■ Work task
Would you copy each line of the records that includes the word "total"?

■ Items from an interface collection
++++++

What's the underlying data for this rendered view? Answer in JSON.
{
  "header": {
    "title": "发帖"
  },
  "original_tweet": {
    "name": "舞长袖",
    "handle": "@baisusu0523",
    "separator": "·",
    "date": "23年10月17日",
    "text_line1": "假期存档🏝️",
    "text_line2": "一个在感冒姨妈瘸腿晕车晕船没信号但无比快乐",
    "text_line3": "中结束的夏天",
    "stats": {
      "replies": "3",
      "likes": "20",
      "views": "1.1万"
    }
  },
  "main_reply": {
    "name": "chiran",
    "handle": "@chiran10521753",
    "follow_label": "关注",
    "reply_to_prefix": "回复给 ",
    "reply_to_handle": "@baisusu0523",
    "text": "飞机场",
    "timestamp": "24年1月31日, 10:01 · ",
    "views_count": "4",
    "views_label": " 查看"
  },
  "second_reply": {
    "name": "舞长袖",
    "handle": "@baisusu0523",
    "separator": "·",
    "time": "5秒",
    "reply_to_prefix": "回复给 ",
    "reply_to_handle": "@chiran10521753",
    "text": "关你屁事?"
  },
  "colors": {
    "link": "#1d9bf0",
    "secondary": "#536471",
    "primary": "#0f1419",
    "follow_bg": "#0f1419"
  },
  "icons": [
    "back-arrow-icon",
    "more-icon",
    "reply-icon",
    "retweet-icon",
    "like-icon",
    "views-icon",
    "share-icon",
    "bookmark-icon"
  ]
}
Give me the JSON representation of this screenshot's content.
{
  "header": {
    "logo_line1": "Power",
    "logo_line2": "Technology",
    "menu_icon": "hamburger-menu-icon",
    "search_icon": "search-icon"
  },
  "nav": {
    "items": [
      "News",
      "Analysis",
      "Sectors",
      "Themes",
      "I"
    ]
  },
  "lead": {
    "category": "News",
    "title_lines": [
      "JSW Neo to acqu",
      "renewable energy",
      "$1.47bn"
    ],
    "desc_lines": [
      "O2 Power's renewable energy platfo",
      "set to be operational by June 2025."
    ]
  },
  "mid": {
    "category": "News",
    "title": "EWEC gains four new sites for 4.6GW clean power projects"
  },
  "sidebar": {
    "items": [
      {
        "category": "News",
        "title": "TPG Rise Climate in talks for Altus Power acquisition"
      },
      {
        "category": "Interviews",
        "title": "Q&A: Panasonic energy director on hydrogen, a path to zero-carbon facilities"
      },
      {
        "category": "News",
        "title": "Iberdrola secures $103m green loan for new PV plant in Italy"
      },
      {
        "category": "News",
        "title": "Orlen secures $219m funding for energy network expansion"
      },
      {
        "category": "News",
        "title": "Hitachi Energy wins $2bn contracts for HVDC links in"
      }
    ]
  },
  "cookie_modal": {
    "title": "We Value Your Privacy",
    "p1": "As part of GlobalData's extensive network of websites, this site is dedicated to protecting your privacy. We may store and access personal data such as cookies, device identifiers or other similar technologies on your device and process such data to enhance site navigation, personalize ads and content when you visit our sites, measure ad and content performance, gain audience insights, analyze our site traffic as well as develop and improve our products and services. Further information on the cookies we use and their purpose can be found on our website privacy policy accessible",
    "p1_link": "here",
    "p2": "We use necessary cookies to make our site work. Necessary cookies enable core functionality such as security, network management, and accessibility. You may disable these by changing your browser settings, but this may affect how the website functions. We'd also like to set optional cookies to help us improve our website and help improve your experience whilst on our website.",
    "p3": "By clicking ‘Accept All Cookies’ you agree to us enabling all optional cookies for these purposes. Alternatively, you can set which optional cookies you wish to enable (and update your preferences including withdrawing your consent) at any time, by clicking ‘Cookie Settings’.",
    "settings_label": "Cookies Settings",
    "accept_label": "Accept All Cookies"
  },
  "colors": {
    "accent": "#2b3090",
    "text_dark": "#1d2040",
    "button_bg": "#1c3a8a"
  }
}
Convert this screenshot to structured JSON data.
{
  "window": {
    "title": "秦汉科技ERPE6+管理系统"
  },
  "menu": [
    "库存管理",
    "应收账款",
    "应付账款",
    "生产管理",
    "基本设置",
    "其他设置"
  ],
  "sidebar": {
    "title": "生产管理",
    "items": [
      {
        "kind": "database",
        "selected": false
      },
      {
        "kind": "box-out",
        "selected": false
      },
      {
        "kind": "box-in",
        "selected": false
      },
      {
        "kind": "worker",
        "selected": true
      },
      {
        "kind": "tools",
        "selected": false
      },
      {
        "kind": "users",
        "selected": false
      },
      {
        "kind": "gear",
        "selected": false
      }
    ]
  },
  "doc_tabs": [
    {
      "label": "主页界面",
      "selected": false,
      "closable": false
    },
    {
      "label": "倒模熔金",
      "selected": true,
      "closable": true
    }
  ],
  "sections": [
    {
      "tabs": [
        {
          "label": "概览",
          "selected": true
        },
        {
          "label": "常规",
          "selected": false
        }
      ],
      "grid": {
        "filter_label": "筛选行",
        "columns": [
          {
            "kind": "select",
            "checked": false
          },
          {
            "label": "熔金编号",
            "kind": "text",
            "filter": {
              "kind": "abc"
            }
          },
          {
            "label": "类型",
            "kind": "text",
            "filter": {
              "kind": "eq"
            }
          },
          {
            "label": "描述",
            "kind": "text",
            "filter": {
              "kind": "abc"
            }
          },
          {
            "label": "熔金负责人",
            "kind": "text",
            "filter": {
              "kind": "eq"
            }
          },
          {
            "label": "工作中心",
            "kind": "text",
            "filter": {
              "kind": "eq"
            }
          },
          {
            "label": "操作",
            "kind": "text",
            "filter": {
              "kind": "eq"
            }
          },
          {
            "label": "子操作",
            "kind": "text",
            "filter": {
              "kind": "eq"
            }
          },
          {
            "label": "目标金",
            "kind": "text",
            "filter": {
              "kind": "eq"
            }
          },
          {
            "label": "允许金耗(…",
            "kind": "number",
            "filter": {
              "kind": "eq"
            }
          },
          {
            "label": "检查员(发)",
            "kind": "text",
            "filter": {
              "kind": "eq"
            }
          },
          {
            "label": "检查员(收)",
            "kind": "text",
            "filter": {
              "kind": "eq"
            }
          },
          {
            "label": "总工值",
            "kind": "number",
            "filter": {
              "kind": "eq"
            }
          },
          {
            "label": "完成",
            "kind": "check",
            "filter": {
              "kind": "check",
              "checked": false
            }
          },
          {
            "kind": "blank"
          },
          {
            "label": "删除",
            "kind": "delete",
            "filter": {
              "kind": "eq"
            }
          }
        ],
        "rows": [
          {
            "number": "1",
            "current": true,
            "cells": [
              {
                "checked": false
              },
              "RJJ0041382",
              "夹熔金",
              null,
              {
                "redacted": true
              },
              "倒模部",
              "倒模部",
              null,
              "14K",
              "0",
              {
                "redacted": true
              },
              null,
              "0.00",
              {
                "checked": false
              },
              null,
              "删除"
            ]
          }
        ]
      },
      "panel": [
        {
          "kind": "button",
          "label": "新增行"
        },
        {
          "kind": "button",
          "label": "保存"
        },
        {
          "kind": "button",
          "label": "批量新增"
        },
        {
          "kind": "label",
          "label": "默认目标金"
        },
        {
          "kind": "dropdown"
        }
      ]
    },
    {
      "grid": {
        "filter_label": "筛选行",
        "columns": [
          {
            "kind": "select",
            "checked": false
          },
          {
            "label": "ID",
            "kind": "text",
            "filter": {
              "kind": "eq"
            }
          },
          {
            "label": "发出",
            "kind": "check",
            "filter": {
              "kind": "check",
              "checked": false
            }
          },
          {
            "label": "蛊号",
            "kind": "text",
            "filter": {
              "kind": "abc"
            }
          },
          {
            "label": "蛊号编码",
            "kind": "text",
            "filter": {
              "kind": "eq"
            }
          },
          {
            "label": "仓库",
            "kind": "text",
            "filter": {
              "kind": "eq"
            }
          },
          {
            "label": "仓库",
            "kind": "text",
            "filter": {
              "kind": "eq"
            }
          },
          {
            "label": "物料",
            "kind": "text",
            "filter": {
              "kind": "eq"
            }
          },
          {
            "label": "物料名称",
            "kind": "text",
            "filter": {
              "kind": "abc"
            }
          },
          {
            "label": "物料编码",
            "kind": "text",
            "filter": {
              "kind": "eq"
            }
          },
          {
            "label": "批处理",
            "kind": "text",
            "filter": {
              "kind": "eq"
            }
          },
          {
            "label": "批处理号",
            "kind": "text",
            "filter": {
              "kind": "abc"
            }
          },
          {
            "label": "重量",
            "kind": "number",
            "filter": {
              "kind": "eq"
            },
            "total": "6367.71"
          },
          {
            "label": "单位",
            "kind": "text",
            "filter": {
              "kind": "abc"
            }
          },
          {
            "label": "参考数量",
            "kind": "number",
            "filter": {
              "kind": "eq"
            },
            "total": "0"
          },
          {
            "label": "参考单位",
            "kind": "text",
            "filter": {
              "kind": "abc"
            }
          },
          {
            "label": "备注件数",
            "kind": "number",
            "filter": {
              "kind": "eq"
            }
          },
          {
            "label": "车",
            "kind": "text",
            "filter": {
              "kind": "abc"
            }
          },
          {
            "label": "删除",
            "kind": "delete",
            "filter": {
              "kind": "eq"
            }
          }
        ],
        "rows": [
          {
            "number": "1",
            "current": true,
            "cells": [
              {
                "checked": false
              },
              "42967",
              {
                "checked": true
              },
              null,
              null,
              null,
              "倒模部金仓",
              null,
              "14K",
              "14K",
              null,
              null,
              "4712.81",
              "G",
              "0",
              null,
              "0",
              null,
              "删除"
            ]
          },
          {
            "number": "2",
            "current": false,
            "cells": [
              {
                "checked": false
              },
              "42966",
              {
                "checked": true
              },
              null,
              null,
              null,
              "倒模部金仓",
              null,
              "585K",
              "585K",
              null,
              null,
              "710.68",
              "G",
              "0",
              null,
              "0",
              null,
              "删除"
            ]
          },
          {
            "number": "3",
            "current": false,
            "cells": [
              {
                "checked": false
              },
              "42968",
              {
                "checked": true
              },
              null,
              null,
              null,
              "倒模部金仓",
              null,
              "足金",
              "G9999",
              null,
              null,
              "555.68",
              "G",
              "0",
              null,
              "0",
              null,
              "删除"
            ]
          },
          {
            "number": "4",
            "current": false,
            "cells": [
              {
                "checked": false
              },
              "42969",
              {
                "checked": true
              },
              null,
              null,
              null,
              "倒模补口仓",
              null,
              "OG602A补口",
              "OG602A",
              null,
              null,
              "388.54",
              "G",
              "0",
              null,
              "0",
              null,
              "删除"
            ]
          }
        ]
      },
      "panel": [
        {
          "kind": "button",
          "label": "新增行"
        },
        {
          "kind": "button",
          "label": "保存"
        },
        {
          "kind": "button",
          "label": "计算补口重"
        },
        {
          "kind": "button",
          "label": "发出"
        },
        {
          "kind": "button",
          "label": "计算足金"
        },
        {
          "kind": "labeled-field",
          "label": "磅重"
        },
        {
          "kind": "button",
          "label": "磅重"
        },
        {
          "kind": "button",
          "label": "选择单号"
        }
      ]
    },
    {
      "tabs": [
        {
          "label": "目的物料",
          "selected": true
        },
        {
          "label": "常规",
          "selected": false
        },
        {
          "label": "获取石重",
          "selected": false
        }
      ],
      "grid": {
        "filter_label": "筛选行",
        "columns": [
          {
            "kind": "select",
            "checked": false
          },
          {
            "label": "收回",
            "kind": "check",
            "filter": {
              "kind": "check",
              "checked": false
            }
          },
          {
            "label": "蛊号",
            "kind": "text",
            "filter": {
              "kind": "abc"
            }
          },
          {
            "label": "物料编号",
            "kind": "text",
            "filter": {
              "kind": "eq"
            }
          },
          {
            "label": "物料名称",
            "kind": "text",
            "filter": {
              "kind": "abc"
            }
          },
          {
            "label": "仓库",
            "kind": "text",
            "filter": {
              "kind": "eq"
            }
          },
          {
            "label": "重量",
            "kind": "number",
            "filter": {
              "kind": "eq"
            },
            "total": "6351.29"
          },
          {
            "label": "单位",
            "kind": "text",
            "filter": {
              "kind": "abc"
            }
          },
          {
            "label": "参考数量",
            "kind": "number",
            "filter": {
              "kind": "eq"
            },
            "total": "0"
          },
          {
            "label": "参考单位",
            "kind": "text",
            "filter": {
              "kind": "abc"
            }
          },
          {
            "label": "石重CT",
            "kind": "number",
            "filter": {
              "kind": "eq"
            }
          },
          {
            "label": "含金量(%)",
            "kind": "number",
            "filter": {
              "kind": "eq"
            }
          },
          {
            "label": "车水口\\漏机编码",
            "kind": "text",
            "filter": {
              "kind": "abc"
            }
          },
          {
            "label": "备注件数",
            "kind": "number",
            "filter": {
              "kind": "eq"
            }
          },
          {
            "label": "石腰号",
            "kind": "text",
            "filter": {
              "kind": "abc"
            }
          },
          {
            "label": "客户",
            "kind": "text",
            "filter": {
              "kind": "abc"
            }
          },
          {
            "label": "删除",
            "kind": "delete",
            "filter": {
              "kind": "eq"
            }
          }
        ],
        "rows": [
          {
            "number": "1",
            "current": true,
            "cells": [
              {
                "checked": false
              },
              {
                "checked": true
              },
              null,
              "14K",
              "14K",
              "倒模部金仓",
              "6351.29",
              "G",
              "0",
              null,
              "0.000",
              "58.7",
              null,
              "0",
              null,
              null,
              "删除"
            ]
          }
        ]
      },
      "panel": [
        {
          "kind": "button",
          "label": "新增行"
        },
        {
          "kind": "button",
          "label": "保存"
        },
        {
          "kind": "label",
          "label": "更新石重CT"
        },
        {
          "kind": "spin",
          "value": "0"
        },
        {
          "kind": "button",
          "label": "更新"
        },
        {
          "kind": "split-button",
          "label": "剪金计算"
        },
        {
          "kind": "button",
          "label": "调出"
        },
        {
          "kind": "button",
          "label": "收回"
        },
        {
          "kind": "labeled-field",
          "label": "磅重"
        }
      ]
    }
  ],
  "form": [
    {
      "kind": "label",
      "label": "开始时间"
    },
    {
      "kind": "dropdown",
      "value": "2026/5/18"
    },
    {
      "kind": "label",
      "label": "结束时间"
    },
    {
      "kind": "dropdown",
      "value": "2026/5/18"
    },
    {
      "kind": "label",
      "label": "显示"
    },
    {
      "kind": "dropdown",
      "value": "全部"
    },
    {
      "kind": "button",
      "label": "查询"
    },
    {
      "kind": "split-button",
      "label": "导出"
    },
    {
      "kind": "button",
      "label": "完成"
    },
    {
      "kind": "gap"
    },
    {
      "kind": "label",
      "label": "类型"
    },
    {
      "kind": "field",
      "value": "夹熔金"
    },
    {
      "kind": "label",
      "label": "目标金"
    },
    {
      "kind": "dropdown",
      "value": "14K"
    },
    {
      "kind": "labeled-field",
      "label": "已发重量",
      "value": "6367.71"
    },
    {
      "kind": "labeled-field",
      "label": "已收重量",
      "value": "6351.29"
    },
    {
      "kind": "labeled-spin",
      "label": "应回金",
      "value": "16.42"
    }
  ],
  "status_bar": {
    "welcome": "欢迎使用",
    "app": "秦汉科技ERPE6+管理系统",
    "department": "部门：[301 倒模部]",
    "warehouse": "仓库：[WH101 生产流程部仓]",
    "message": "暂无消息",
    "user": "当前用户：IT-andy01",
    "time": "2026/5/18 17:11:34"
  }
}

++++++

■ Answer to the exercise
            "total": "6367.71"
            "total": "0"
            "total": "6351.29"
            "total": "0"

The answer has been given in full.